Target model Maynard rifles utilized special thick-headed cartridges in their single-shot actions, adapted from a carbine design utilized during the American Civil War. SN 2202
Circa 1875 Maynard (U.S.) Pivoting Barrel Rifle (single-shot/ breech-loading/ black powder/ cartridge ammunition) Made by Massachusetts Arms Company, Maynard single-shot rifles were produced for middle-class Americans. Edward Maynard held patents for cartridges, breech-loading carbines, and other firearms products. His Improved Target Rifle No. 16 demonstrates that United States domestic civilian firearms, although produced for the average citizen, are of good quality. It also demonstrated that many people were interested in formal target shooting in 1875.
While the West was still wild, the East was becoming more sophisticated.

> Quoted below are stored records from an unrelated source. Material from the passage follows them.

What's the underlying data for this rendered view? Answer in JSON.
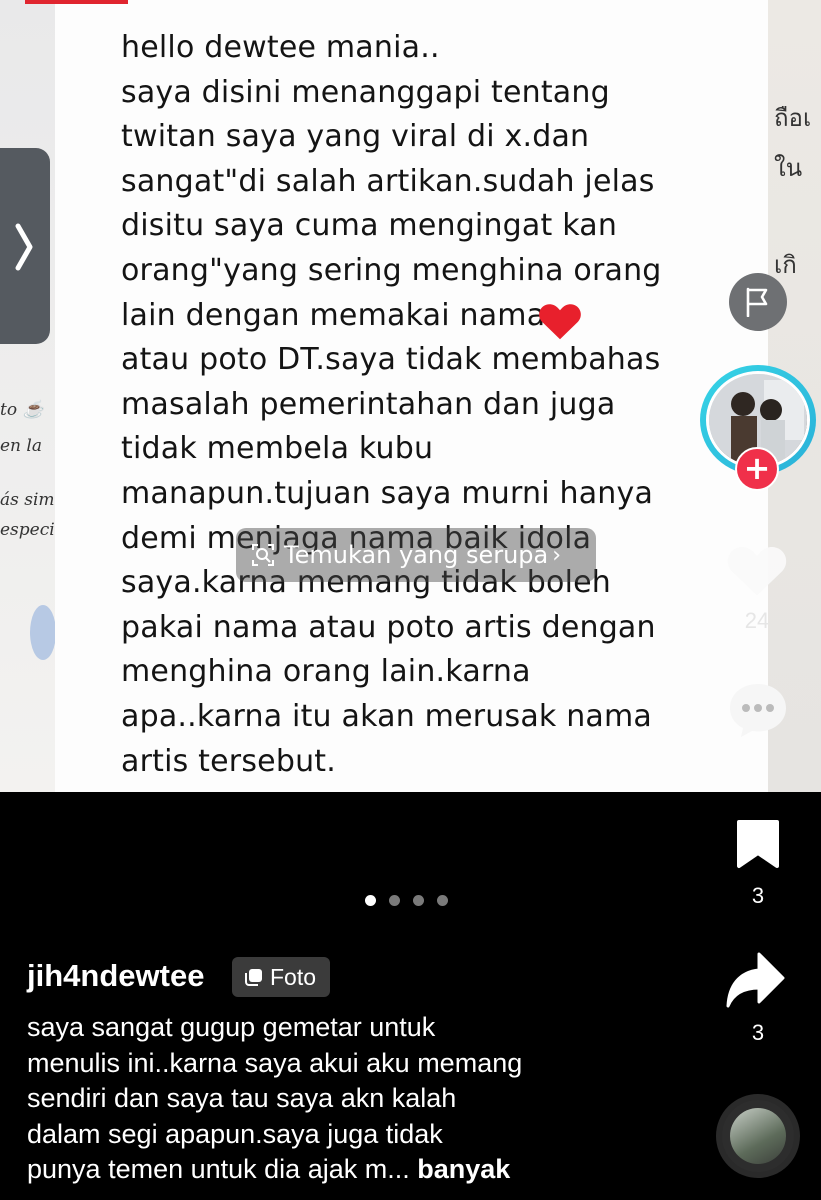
{
  "post": {
    "note_text": "hello dewtee mania..\nsaya disini menanggapi tentang\ntwitan saya yang viral di x.dan\nsangat\"di salah artikan.sudah jelas\ndisitu saya cuma mengingat kan\norang\"yang sering menghina orang\nlain dengan memakai      nama\natau poto DT.saya tidak membahas\nmasalah pemerintahan dan juga\ntidak membela kubu\nmanapun.tujuan saya murni hanya\ndemi menjaga nama baik idola\nsaya.karna memang tidak boleh\npakai nama atau poto artis dengan\nmenghina orang lain.karna\napa..karna itu akan merusak nama\nartis tersebut.",
    "left_fragments": [
      "to ☕",
      "en la",
      "ás sim",
      "especi"
    ],
    "right_fragments": [
      "ถือเ",
      "ใน",
      "เกิ"
    ]
  },
  "overlay": {
    "find_similar_label": "Temukan yang serupa"
  },
  "actions": {
    "likes": "24",
    "saves": "3",
    "shares": "3"
  },
  "carousel": {
    "total": 4,
    "active_index": 0
  },
  "author": {
    "username": "jih4ndewtee",
    "badge_label": "Foto"
  },
  "caption": {
    "text": "saya sangat gugup gemetar untuk\nmenulis ini..karna saya akui aku memang\nsendiri dan saya tau saya akn kalah\ndalam segi apapun.saya juga tidak\npunya temen untuk dia ajak m... ",
    "more_label": "banyak"
  },
  "colors": {
    "follow_plus": "#f0304a",
    "avatar_ring": "#36d4e6",
    "heart": "#e8202c"
  },
  "icons": [
    "chevron-right-icon",
    "report-flag-icon",
    "plus-icon",
    "heart-icon",
    "comment-icon",
    "bookmark-icon",
    "share-icon",
    "search-similar-icon",
    "photo-icon",
    "music-disc-icon"
  ]
}
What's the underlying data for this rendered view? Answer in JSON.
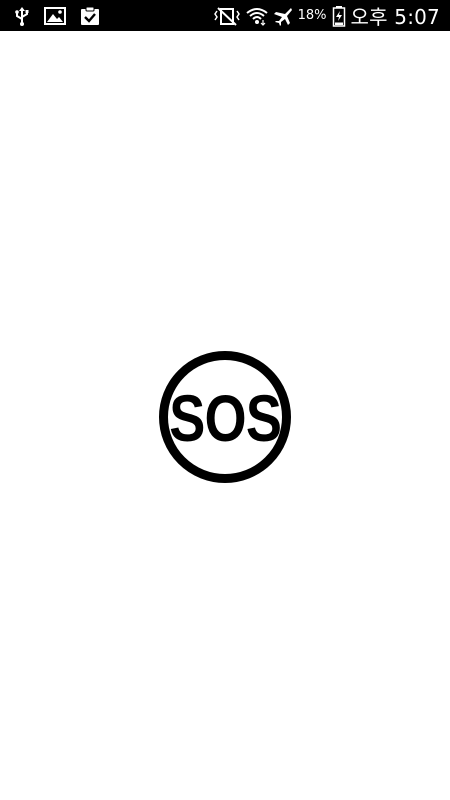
{
  "status_bar": {
    "left_icons": [
      "usb-icon",
      "image-icon",
      "clipboard-check-icon"
    ],
    "right_icons": [
      "vibrate-mute-icon",
      "wifi-icon",
      "airplane-icon",
      "battery-icon"
    ],
    "battery_percent": "18%",
    "time": "오후 5:07",
    "colors": {
      "background": "#000000",
      "foreground": "#ffffff"
    }
  },
  "content": {
    "logo": {
      "text": "SOS",
      "color": "#000000",
      "background": "#ffffff"
    }
  }
}
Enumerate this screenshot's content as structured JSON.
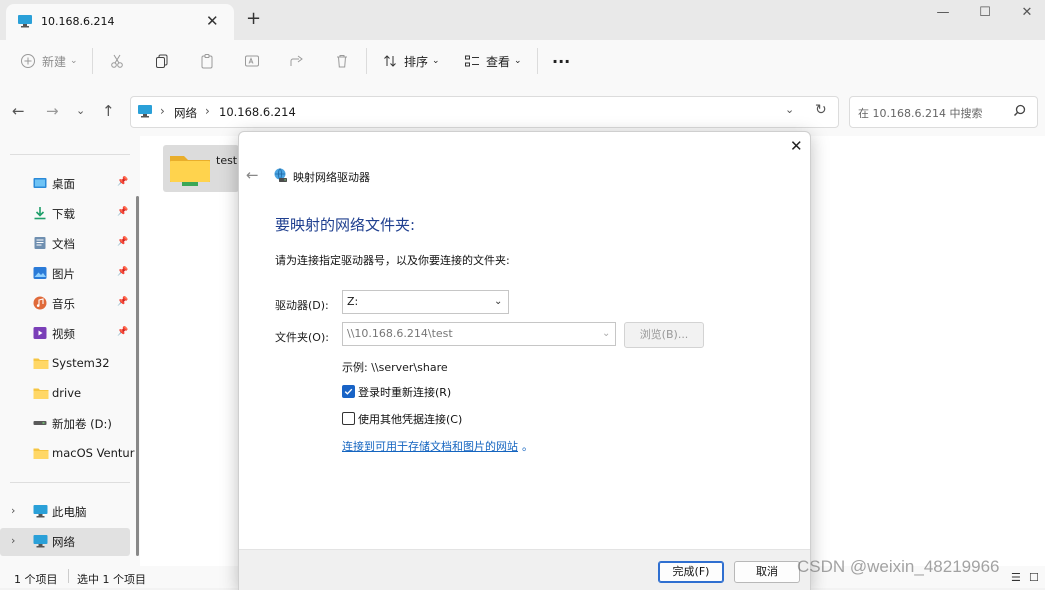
{
  "window": {
    "tab_title": "10.168.6.214",
    "tab_close": "✕",
    "new_tab": "+",
    "minimize": "—",
    "maximize": "☐",
    "close": "✕"
  },
  "toolbar": {
    "new_label": "新建",
    "sort_label": "排序",
    "view_label": "查看",
    "more": "···"
  },
  "address": {
    "segments": [
      "网络",
      "10.168.6.214"
    ],
    "search_placeholder": "在 10.168.6.214 中搜索"
  },
  "sidebar": {
    "quick": [
      {
        "label": "桌面",
        "icon": "desktop-icon",
        "pinned": true
      },
      {
        "label": "下载",
        "icon": "download-icon",
        "pinned": true
      },
      {
        "label": "文档",
        "icon": "documents-icon",
        "pinned": true
      },
      {
        "label": "图片",
        "icon": "pictures-icon",
        "pinned": true
      },
      {
        "label": "音乐",
        "icon": "music-icon",
        "pinned": true
      },
      {
        "label": "视频",
        "icon": "videos-icon",
        "pinned": true
      },
      {
        "label": "System32",
        "icon": "folder-icon",
        "pinned": false
      },
      {
        "label": "drive",
        "icon": "folder-icon",
        "pinned": false
      },
      {
        "label": "新加卷 (D:)",
        "icon": "drive-icon",
        "pinned": false
      },
      {
        "label": "macOS Ventur",
        "icon": "folder-icon",
        "pinned": false
      }
    ],
    "this_pc": "此电脑",
    "network": "网络"
  },
  "content": {
    "items": [
      {
        "label": "test",
        "icon": "shared-folder-icon"
      }
    ]
  },
  "status": {
    "count": "1 个项目",
    "selected": "选中 1 个项目"
  },
  "dialog": {
    "title": "映射网络驱动器",
    "heading": "要映射的网络文件夹:",
    "instruction": "请为连接指定驱动器号，以及你要连接的文件夹:",
    "drive_label": "驱动器(D):",
    "drive_value": "Z:",
    "folder_label": "文件夹(O):",
    "folder_value": "\\\\10.168.6.214\\test",
    "browse_label": "浏览(B)...",
    "example": "示例: \\\\server\\share",
    "reconnect_label": "登录时重新连接(R)",
    "reconnect_checked": true,
    "credentials_label": "使用其他凭据连接(C)",
    "credentials_checked": false,
    "link_text": "连接到可用于存储文档和图片的网站",
    "link_suffix": "。",
    "finish_label": "完成(F)",
    "cancel_label": "取消"
  },
  "watermark": "CSDN @weixin_48219966",
  "colors": {
    "accent": "#1863c6",
    "heading": "#1f3f8f",
    "link": "#1565c0",
    "folder": "#f5c542"
  }
}
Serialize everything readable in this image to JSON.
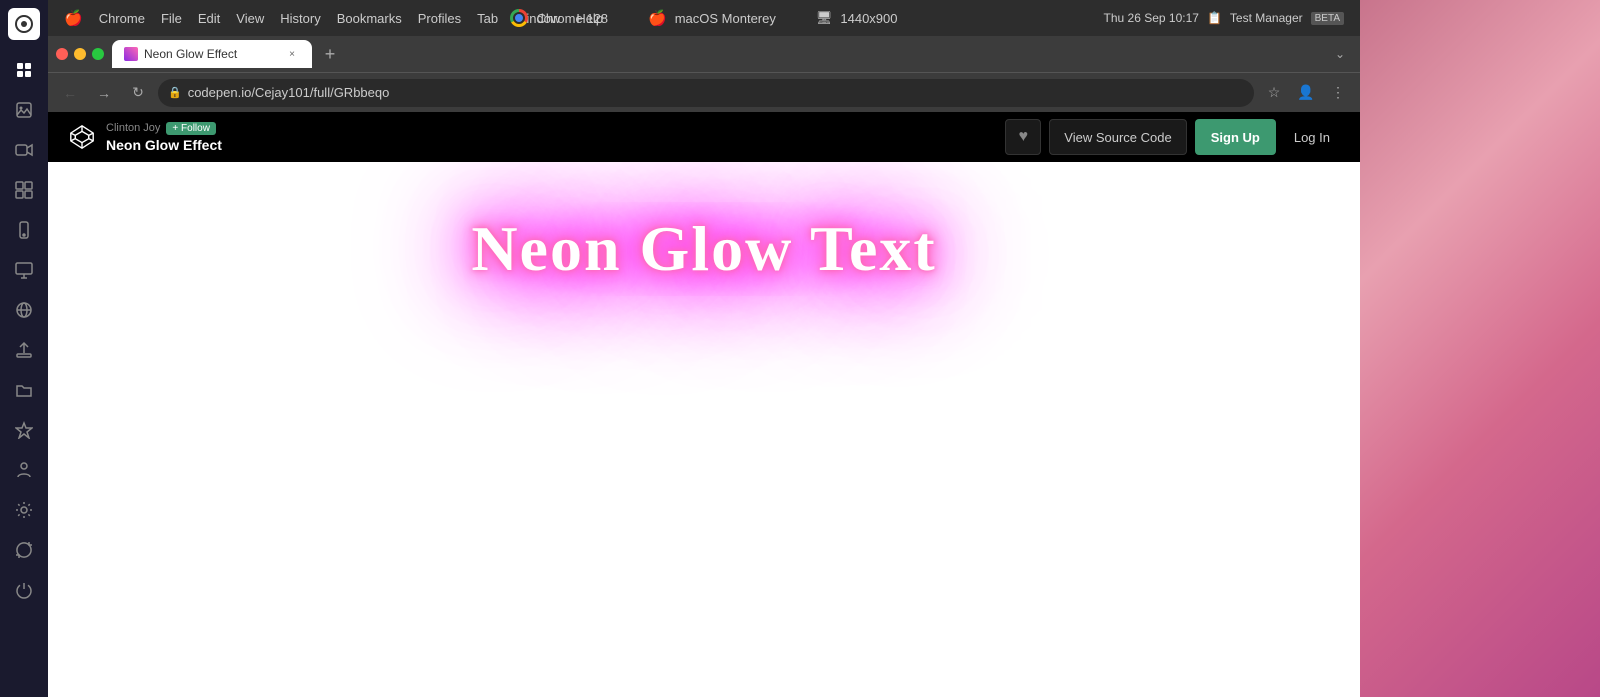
{
  "sidebar": {
    "logo": "◈",
    "icons": [
      {
        "name": "home-icon",
        "glyph": "⊞",
        "active": false
      },
      {
        "name": "image-icon",
        "glyph": "🖼",
        "active": false
      },
      {
        "name": "video-icon",
        "glyph": "▶",
        "active": false
      },
      {
        "name": "grid-icon",
        "glyph": "⊞",
        "active": false
      },
      {
        "name": "phone-icon",
        "glyph": "📱",
        "active": false
      },
      {
        "name": "monitor-icon",
        "glyph": "🖥",
        "active": false
      },
      {
        "name": "globe-icon",
        "glyph": "🌐",
        "active": false
      },
      {
        "name": "upload-icon",
        "glyph": "⬆",
        "active": false
      },
      {
        "name": "folder-icon",
        "glyph": "📁",
        "active": false
      },
      {
        "name": "star-icon",
        "glyph": "✦",
        "active": false
      },
      {
        "name": "person-icon",
        "glyph": "🚶",
        "active": false
      },
      {
        "name": "settings-icon",
        "glyph": "⚙",
        "active": false
      },
      {
        "name": "refresh-icon",
        "glyph": "↻",
        "active": false
      },
      {
        "name": "power-icon",
        "glyph": "⏻",
        "active": false
      }
    ]
  },
  "os_topbar": {
    "browser_name": "Chrome 128",
    "os_name": "macOS Monterey",
    "resolution": "1440x900",
    "datetime": "Thu 26 Sep  10:17",
    "test_manager": "Test Manager",
    "beta_label": "BETA"
  },
  "chrome": {
    "tab": {
      "title": "Neon Glow Effect",
      "favicon": "codepen"
    },
    "address": "codepen.io/Cejay101/full/GRbbeqo"
  },
  "codepen": {
    "author": "Clinton Joy",
    "follow_label": "+ Follow",
    "pen_title": "Neon Glow Effect",
    "heart_icon": "♥",
    "view_source_label": "View Source Code",
    "signup_label": "Sign Up",
    "login_label": "Log In",
    "neon_text": "Neon Glow Text"
  },
  "menus": {
    "apple": "⌘",
    "items": [
      "Chrome",
      "File",
      "Edit",
      "View",
      "History",
      "Bookmarks",
      "Profiles",
      "Tab",
      "Window",
      "Help"
    ]
  }
}
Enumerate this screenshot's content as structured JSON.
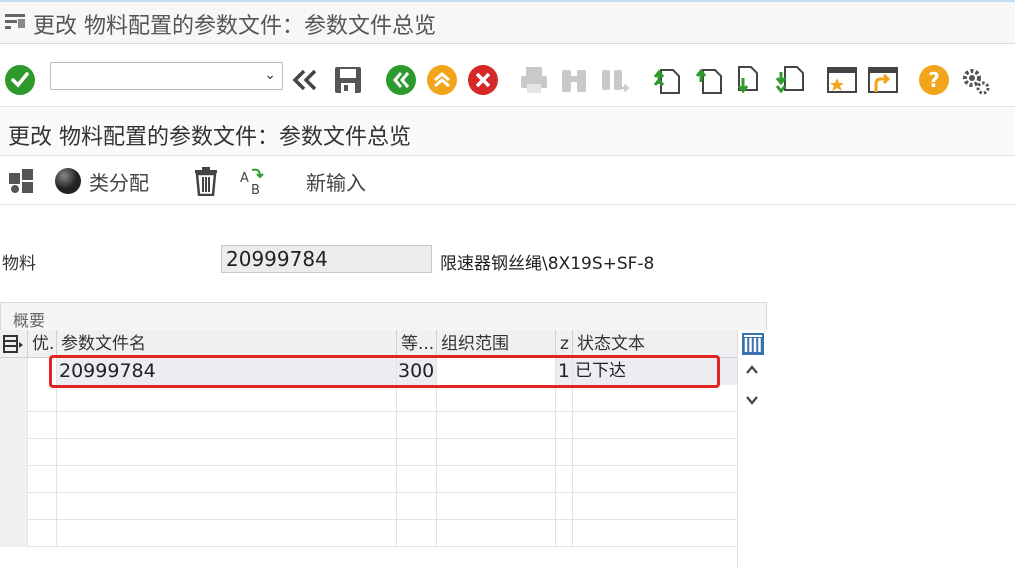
{
  "window": {
    "title": "更改 物料配置的参数文件：参数文件总览"
  },
  "toolbar": {
    "command_value": "",
    "icons": [
      "enter-icon",
      "command-dropdown",
      "back-double-icon",
      "save-icon",
      "back-icon",
      "exit-icon",
      "cancel-icon",
      "print-icon",
      "find-icon",
      "find-next-icon",
      "first-page-icon",
      "previous-page-icon",
      "next-page-icon",
      "last-page-icon",
      "create-session-icon",
      "shortcut-icon",
      "help-icon",
      "settings-icon"
    ]
  },
  "subheader": {
    "title": "更改 物料配置的参数文件：参数文件总览"
  },
  "app_toolbar": {
    "class_assign_label": "类分配",
    "new_entry_label": "新输入"
  },
  "material": {
    "label": "物料",
    "value": "20999784",
    "description": "限速器钢丝绳\\8X19S+SF-8"
  },
  "overview": {
    "caption": "概要",
    "columns": [
      "优.",
      "参数文件名",
      "等...",
      "组织范围",
      "z",
      "状态文本"
    ],
    "rows": [
      {
        "priority": "",
        "profile_name": "20999784",
        "level": "300",
        "org_area": "",
        "status_num": "1",
        "status_text": "已下达"
      }
    ]
  },
  "colors": {
    "accent_green": "#2e9a2e",
    "accent_orange": "#f2a51c",
    "accent_red": "#d62828",
    "highlight": "#e32222"
  }
}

Easterners were content to shoot at targets, while Westerners were more intent on shooting at game. Either way, a good rifle like the Maynard was useful, even though it didn't have the game-getting capacity of a repeater. --Dr. William L. Roberts, THE AMERICAN LIBERTY COLLECTION; #92 During the latter years of the 19th century, medium-range Schuetzen (offhand) matches became very popular.
A typical off-hand rifle of that period was fitted with an adjustable palm rest below the forearm. The palm rest often could be swung to a vertical position for firing, with the ball or grip piece held in the shooter's hand. The shooter's elbow was braced against his hip to provide the necessary steadiness in the off-hand position. Action of the typical Schuetzen rifle was fitted with a heavy barrel, usually octagonal, and the target sights were fully adjustable for windage and elevation. The action was fitted with double set triggers and an elaborate finger lever typical of the ornamental designs of the late 19th century. Also standard was a high comb buttstock to properly locate the shooter's face in the off-hand position, and an elaborate hooked buttplate to accurately position the butt of the rifle while firing.